[Stored records]
_ _ _ _

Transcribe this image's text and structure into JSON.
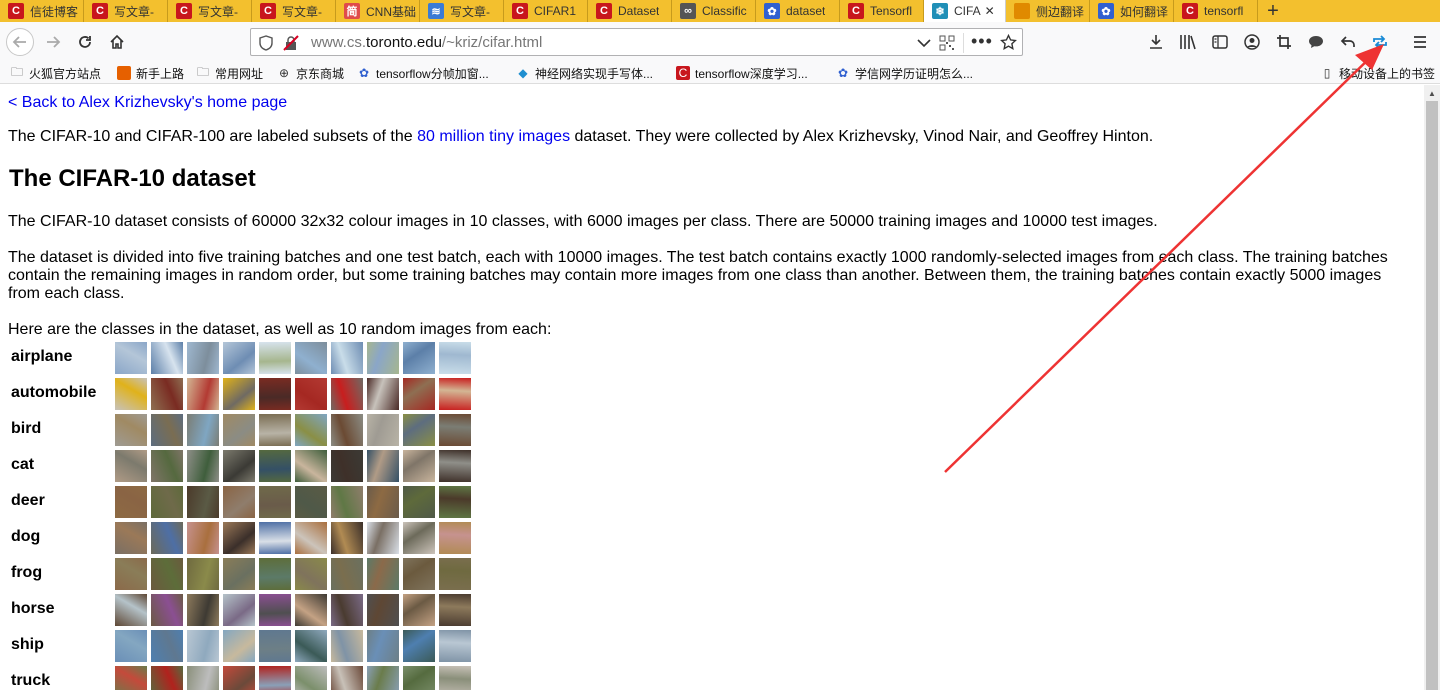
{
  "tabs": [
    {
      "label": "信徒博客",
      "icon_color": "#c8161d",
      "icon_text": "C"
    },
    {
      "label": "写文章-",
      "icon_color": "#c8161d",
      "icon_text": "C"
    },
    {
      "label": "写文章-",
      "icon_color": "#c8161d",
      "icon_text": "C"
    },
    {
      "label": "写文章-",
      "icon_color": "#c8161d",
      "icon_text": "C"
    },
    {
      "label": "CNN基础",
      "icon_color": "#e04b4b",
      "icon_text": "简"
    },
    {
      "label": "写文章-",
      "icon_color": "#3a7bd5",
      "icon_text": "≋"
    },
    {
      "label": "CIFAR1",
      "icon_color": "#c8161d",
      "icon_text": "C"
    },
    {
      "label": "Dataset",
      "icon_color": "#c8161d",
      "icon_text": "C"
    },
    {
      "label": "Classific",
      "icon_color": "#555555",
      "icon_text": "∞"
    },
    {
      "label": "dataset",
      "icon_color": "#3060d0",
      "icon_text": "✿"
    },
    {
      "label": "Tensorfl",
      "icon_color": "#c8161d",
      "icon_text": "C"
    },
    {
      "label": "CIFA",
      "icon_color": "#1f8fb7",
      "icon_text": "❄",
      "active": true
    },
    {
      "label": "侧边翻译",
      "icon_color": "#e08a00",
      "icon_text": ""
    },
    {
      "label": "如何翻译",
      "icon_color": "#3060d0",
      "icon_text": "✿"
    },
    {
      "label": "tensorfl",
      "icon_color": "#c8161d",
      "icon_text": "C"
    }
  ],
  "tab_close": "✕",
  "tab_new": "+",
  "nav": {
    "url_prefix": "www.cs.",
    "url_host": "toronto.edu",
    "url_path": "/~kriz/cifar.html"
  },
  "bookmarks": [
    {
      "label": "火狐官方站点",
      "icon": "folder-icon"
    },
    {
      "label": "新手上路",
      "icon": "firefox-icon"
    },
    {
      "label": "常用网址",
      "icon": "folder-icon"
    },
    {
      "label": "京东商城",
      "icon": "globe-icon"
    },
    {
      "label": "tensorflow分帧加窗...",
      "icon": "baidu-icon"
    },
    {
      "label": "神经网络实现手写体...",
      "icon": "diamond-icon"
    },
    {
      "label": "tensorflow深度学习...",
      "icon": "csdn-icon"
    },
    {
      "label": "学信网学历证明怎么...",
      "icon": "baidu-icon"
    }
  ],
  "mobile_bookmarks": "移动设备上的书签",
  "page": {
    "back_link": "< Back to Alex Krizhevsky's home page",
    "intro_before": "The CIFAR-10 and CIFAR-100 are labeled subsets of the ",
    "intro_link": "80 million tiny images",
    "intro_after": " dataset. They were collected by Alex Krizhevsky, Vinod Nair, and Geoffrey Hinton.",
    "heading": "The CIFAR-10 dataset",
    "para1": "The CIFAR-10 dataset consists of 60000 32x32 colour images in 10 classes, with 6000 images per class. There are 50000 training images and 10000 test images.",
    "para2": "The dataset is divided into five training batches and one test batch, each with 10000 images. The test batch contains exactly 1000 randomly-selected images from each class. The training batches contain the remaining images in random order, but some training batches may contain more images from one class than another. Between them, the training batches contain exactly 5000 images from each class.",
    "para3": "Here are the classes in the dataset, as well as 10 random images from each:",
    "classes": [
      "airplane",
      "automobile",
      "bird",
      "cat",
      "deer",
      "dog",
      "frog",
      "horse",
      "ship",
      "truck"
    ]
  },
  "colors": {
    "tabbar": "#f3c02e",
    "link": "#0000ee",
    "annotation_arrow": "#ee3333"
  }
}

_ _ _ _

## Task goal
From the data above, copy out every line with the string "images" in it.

## Response area
    "intro_link": "80 million tiny images",
    "para1": "The CIFAR-10 dataset consists of 60000 32x32 colour images in 10 classes, with 6000 images per class. There are 50000 training images and 10000 test images.",
    "para2": "The dataset is divided into five training batches and one test batch, each with 10000 images. The test batch contains exactly 1000 randomly-selected images from each class. The training batches contain the remaining images in random order, but some training batches may contain more images from one class than another. Between them, the training batches contain exactly 5000 images from each class.",
    "para3": "Here are the classes in the dataset, as well as 10 random images from each:",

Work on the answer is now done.